Problem details: Check which lines in the records hold "WOMEN" and report how many there are, with no other text.
### Available data ###
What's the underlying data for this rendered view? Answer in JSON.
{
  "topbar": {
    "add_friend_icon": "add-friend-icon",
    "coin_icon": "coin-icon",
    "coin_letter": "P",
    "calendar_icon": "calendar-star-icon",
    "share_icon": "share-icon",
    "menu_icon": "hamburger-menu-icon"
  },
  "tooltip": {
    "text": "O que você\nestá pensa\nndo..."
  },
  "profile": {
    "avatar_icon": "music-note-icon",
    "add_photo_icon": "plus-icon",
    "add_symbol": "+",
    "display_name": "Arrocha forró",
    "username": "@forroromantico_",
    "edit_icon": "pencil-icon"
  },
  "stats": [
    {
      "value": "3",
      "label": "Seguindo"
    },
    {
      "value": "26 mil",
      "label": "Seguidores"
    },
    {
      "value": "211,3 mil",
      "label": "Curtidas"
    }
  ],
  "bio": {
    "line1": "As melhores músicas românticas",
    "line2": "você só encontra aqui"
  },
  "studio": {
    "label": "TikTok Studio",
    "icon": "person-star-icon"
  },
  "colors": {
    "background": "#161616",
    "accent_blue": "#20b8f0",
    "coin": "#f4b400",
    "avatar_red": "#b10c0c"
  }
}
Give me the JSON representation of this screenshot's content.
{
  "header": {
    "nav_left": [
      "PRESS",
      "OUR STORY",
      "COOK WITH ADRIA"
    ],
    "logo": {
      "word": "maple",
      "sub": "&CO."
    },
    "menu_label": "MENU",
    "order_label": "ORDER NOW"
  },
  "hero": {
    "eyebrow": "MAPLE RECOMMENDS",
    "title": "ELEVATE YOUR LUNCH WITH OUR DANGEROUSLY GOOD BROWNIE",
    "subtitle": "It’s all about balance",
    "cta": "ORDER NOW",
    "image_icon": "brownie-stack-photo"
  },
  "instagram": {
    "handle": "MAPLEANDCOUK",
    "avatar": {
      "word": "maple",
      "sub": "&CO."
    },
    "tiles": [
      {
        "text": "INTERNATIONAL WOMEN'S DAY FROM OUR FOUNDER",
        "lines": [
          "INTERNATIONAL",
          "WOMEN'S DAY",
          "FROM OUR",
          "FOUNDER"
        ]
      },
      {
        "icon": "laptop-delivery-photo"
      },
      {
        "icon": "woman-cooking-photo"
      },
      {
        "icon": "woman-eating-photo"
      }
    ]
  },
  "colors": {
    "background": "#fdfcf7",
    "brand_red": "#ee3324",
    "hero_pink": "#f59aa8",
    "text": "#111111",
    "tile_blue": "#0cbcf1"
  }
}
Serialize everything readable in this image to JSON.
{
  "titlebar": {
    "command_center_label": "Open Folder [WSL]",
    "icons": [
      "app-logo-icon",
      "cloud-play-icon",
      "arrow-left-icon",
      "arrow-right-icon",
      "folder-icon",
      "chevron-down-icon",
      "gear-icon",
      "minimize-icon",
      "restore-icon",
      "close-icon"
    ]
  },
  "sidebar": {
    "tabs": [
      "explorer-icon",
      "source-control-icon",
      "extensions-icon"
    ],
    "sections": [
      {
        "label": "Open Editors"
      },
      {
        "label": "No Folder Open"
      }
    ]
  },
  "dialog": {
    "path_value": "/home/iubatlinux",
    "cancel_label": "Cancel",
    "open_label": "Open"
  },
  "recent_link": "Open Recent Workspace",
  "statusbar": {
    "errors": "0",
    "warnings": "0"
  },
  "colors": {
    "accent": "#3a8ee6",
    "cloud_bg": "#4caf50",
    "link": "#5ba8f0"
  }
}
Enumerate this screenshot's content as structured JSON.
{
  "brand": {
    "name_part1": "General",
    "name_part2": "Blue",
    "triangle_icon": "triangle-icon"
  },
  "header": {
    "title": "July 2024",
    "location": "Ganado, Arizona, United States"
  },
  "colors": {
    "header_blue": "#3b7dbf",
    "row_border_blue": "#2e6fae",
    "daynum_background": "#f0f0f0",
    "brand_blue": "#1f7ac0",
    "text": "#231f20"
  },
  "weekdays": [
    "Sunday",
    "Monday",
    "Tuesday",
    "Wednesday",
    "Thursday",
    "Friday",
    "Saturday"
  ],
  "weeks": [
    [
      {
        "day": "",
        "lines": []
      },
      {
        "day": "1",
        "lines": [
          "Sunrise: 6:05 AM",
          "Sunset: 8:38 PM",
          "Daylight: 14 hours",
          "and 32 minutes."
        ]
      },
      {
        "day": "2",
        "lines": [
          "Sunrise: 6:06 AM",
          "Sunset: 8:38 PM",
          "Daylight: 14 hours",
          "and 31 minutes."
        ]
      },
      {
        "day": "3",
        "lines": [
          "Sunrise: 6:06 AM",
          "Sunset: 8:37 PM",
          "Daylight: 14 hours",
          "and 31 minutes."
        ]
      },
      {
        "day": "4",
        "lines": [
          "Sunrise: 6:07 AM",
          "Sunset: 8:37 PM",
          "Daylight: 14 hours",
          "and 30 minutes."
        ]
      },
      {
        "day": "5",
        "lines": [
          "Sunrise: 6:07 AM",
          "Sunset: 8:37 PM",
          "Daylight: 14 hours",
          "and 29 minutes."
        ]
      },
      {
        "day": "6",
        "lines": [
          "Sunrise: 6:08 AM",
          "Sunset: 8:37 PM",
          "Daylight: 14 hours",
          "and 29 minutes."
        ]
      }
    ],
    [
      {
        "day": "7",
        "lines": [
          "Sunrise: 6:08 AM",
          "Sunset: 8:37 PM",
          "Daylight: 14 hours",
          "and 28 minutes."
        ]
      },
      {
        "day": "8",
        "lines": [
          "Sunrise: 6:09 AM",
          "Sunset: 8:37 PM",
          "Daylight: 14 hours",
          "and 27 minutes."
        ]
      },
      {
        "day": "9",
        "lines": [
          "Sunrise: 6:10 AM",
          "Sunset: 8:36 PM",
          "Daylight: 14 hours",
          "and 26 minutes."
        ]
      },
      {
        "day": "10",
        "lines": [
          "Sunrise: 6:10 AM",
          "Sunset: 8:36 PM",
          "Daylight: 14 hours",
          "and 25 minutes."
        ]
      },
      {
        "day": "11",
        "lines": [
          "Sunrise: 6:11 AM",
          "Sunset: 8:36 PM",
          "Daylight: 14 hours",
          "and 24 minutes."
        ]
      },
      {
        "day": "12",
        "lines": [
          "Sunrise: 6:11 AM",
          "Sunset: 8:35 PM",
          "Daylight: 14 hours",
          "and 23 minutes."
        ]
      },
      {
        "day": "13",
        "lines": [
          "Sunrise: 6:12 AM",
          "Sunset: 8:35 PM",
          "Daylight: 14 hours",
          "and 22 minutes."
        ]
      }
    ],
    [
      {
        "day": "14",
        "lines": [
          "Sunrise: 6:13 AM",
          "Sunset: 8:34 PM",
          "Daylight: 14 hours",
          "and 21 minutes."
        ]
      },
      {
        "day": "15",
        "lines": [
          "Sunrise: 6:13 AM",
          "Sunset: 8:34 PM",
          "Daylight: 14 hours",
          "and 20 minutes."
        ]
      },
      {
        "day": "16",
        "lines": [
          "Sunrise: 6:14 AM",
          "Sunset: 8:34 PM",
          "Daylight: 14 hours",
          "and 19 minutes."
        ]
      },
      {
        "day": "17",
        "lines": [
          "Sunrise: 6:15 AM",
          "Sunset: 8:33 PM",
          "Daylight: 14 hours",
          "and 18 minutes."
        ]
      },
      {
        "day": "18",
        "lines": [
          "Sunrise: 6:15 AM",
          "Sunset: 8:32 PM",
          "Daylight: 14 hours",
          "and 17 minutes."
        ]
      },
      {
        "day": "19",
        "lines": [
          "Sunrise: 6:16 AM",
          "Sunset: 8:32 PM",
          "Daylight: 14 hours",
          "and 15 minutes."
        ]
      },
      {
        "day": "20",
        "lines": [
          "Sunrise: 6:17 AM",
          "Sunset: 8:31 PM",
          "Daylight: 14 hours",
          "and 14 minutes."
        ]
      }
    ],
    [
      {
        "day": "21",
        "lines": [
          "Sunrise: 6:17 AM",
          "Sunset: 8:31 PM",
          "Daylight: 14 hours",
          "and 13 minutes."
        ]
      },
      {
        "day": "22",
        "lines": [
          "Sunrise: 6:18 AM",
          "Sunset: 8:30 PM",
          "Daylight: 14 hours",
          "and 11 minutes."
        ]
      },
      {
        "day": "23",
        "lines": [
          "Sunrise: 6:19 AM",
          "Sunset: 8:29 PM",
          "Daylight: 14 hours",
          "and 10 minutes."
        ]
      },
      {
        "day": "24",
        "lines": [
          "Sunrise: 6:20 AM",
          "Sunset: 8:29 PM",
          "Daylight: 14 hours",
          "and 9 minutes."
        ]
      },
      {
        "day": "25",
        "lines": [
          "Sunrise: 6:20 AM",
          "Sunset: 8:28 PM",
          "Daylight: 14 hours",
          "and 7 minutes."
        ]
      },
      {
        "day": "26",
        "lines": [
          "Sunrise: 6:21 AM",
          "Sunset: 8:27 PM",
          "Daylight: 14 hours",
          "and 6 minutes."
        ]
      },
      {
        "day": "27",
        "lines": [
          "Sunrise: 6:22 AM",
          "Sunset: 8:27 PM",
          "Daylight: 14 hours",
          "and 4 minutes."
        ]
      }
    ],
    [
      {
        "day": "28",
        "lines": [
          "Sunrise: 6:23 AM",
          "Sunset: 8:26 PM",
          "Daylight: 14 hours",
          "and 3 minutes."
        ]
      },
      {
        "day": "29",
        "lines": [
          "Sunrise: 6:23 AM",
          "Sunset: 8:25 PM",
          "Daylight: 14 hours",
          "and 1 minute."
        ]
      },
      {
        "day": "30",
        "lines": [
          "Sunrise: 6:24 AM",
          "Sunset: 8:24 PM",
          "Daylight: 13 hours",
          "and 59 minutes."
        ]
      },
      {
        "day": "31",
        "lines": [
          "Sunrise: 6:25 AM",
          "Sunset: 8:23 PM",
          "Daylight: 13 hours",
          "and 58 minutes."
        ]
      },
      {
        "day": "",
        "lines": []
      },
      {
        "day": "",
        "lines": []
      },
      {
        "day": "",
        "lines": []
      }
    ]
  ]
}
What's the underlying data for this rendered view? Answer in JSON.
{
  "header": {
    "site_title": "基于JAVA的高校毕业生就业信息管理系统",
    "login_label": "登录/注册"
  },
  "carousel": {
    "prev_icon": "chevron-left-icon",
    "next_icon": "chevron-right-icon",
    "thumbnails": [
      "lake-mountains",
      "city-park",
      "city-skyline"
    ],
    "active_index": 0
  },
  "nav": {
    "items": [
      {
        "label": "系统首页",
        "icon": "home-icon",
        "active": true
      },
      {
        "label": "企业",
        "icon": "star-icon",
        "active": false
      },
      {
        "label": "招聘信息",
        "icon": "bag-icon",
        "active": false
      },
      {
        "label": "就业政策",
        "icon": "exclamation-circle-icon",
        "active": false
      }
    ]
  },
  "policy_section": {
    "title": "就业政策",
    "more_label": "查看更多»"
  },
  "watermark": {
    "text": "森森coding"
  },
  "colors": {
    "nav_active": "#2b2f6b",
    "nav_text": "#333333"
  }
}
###
Result: 2